REQUIRED ACTION: In the records that follow, show each line where the word "profile" is present.

Dataset rows for apps and sites:
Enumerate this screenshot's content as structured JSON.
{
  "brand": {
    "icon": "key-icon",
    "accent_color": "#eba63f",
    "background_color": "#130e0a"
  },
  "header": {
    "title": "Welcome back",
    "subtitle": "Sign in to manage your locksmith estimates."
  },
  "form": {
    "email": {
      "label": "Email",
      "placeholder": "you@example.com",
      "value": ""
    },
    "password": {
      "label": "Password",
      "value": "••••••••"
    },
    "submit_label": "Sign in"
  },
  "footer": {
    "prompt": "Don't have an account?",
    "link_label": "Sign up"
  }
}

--

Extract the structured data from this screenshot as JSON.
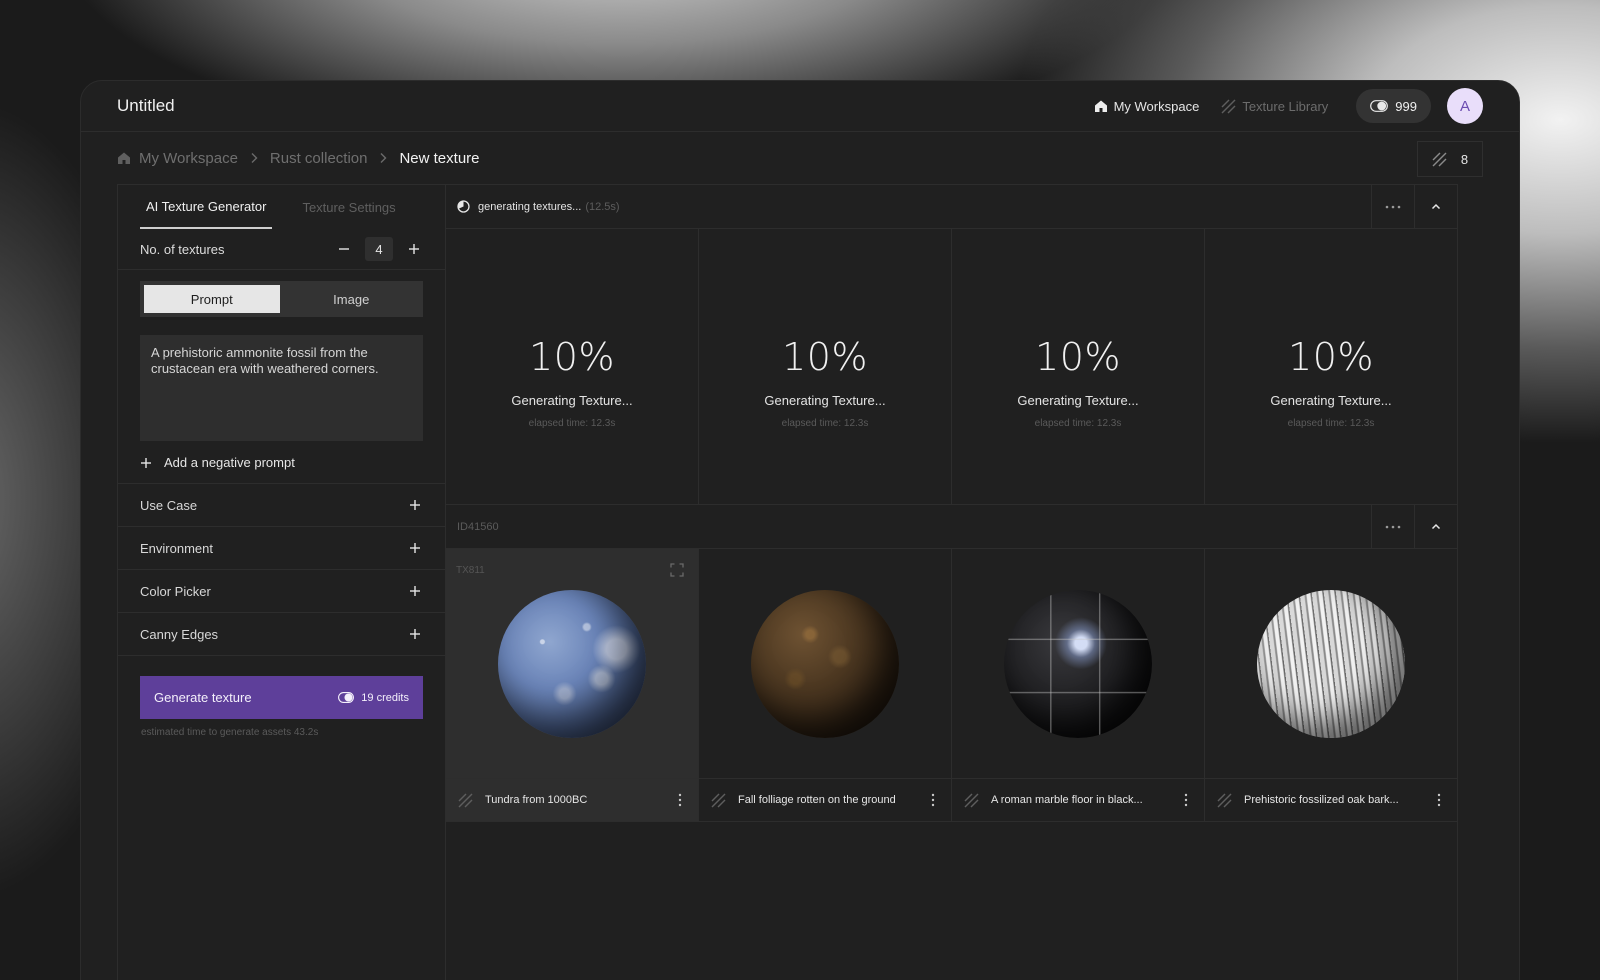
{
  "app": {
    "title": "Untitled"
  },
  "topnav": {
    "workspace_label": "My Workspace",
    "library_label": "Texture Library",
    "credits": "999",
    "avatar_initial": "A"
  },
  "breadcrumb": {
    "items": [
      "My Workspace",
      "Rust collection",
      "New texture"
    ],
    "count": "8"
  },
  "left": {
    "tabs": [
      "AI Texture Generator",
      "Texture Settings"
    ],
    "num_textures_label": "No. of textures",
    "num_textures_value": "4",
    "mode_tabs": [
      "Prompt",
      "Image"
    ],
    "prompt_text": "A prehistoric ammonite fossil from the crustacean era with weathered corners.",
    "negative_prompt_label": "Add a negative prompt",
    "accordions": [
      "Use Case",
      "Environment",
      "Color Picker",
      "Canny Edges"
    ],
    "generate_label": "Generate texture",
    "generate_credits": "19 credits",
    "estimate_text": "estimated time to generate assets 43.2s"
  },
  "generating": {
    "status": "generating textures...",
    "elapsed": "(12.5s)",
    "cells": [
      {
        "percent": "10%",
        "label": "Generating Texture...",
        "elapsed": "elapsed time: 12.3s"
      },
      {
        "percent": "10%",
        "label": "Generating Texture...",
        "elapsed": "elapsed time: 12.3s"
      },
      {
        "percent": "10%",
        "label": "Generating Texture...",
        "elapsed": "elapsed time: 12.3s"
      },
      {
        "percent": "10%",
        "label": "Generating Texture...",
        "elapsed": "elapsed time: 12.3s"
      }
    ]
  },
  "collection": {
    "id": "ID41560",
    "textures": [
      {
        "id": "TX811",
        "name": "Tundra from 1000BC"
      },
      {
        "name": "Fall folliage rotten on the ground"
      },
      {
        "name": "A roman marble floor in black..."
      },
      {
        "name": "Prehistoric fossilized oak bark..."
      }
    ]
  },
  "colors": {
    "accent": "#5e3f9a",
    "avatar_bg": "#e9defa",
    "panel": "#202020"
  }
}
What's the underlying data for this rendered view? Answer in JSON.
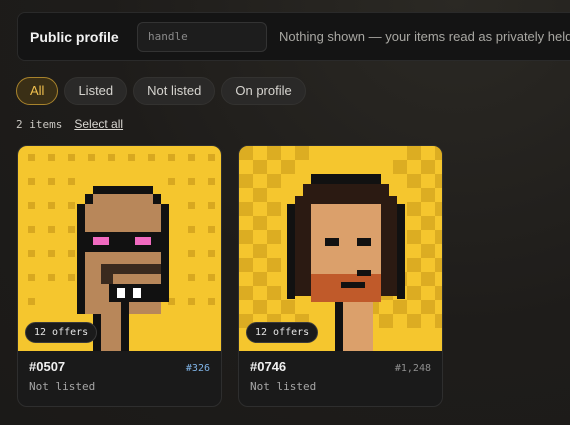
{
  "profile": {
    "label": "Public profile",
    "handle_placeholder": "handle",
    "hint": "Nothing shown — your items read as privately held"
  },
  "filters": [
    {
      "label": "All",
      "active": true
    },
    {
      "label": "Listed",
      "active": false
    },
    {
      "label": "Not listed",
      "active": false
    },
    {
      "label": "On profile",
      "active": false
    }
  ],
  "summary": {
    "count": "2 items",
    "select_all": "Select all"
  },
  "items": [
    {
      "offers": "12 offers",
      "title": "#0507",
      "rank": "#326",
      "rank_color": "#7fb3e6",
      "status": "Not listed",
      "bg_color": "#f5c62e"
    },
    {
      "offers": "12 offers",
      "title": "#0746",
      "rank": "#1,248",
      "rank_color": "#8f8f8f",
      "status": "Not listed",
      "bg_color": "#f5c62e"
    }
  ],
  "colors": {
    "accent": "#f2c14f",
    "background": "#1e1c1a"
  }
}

SOLUTION BELOW:
  "profile": {
    "label": "Public profile",
      "label": "On profile",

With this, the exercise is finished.